Work item: All of the data is to be written out again exactly, without the pictures.

[Opening Records for this task section]

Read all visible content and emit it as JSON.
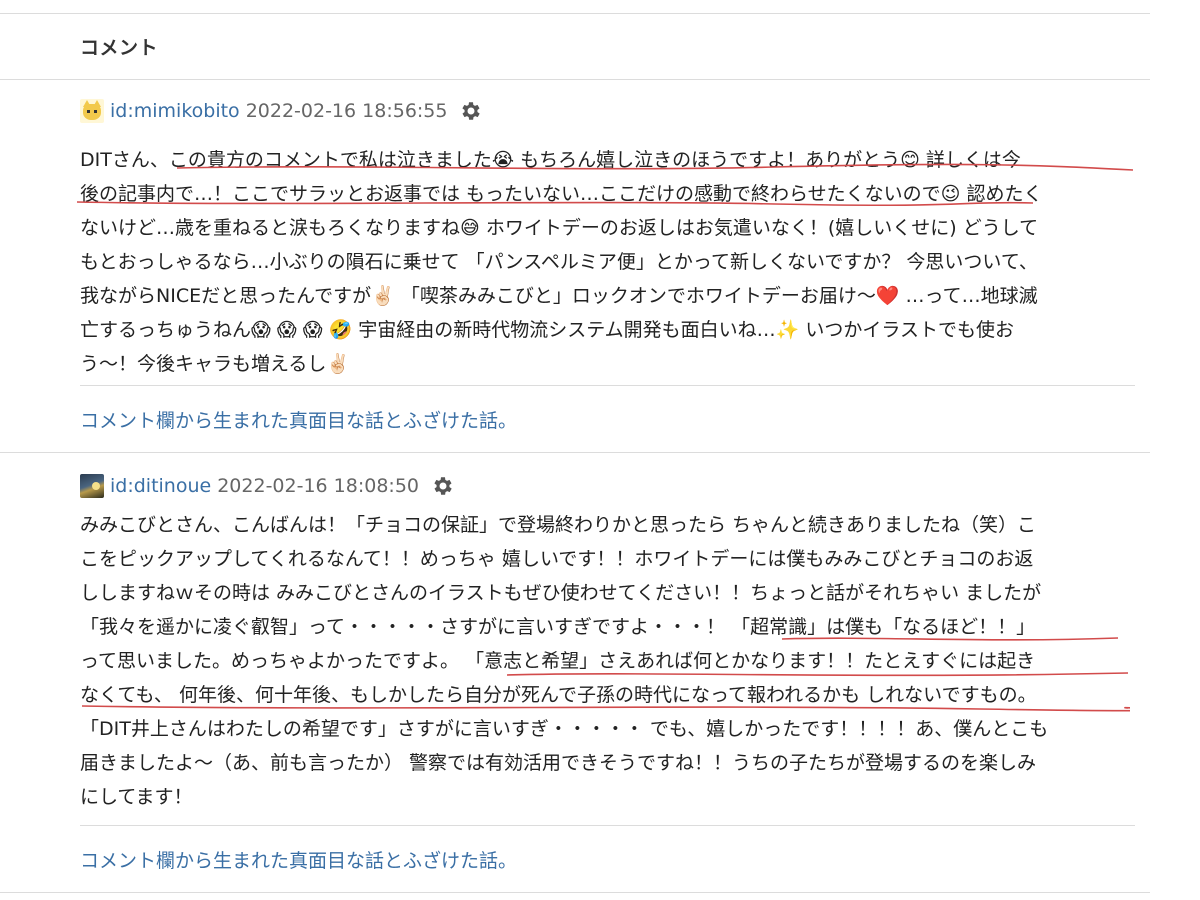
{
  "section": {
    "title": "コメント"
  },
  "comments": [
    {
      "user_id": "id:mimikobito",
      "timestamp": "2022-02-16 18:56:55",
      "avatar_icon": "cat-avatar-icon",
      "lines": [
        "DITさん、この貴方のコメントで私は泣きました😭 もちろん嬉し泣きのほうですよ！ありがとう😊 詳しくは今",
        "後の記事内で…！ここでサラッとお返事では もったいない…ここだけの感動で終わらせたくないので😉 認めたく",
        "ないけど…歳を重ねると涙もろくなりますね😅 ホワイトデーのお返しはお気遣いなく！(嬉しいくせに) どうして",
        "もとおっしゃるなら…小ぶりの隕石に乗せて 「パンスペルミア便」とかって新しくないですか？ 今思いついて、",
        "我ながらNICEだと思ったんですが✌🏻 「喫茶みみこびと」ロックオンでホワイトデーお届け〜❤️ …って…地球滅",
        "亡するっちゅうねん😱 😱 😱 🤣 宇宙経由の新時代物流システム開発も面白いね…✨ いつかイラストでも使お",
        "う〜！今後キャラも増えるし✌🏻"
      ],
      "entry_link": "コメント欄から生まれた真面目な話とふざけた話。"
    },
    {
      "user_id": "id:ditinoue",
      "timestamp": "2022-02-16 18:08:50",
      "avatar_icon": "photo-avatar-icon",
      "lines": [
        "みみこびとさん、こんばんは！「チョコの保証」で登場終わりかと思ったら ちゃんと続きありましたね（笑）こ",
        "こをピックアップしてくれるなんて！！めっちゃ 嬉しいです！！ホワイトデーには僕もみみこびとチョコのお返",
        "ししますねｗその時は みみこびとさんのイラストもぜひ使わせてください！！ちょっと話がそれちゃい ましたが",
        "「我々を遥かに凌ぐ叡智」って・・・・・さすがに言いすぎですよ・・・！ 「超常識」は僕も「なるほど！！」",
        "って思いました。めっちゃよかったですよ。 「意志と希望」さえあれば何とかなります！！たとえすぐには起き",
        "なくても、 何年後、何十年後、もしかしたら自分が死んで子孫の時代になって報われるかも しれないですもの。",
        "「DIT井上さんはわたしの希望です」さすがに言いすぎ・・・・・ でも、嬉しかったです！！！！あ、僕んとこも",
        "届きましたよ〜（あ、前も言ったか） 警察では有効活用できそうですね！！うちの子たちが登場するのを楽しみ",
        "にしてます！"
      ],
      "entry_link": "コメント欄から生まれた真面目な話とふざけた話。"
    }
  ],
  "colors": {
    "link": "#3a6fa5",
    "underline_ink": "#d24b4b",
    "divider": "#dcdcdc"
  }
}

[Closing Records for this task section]

Result of the exercise:
Read all visible content and emit it as JSON.
{
  "section": {
    "title": "コメント"
  },
  "comments": [
    {
      "user_id": "id:mimikobito",
      "timestamp": "2022-02-16 18:56:55",
      "avatar_icon": "cat-avatar-icon",
      "lines": [
        "DITさん、この貴方のコメントで私は泣きました😭 もちろん嬉し泣きのほうですよ！ありがとう😊 詳しくは今",
        "後の記事内で…！ここでサラッとお返事では もったいない…ここだけの感動で終わらせたくないので😉 認めたく",
        "ないけど…歳を重ねると涙もろくなりますね😅 ホワイトデーのお返しはお気遣いなく！(嬉しいくせに) どうして",
        "もとおっしゃるなら…小ぶりの隕石に乗せて 「パンスペルミア便」とかって新しくないですか？ 今思いついて、",
        "我ながらNICEだと思ったんですが✌🏻 「喫茶みみこびと」ロックオンでホワイトデーお届け〜❤️ …って…地球滅",
        "亡するっちゅうねん😱 😱 😱 🤣 宇宙経由の新時代物流システム開発も面白いね…✨ いつかイラストでも使お",
        "う〜！今後キャラも増えるし✌🏻"
      ],
      "entry_link": "コメント欄から生まれた真面目な話とふざけた話。"
    },
    {
      "user_id": "id:ditinoue",
      "timestamp": "2022-02-16 18:08:50",
      "avatar_icon": "photo-avatar-icon",
      "lines": [
        "みみこびとさん、こんばんは！「チョコの保証」で登場終わりかと思ったら ちゃんと続きありましたね（笑）こ",
        "こをピックアップしてくれるなんて！！めっちゃ 嬉しいです！！ホワイトデーには僕もみみこびとチョコのお返",
        "ししますねｗその時は みみこびとさんのイラストもぜひ使わせてください！！ちょっと話がそれちゃい ましたが",
        "「我々を遥かに凌ぐ叡智」って・・・・・さすがに言いすぎですよ・・・！ 「超常識」は僕も「なるほど！！」",
        "って思いました。めっちゃよかったですよ。 「意志と希望」さえあれば何とかなります！！たとえすぐには起き",
        "なくても、 何年後、何十年後、もしかしたら自分が死んで子孫の時代になって報われるかも しれないですもの。",
        "「DIT井上さんはわたしの希望です」さすがに言いすぎ・・・・・ でも、嬉しかったです！！！！あ、僕んとこも",
        "届きましたよ〜（あ、前も言ったか） 警察では有効活用できそうですね！！うちの子たちが登場するのを楽しみ",
        "にしてます！"
      ],
      "entry_link": "コメント欄から生まれた真面目な話とふざけた話。"
    }
  ],
  "colors": {
    "link": "#3a6fa5",
    "underline_ink": "#d24b4b",
    "divider": "#dcdcdc"
  }
}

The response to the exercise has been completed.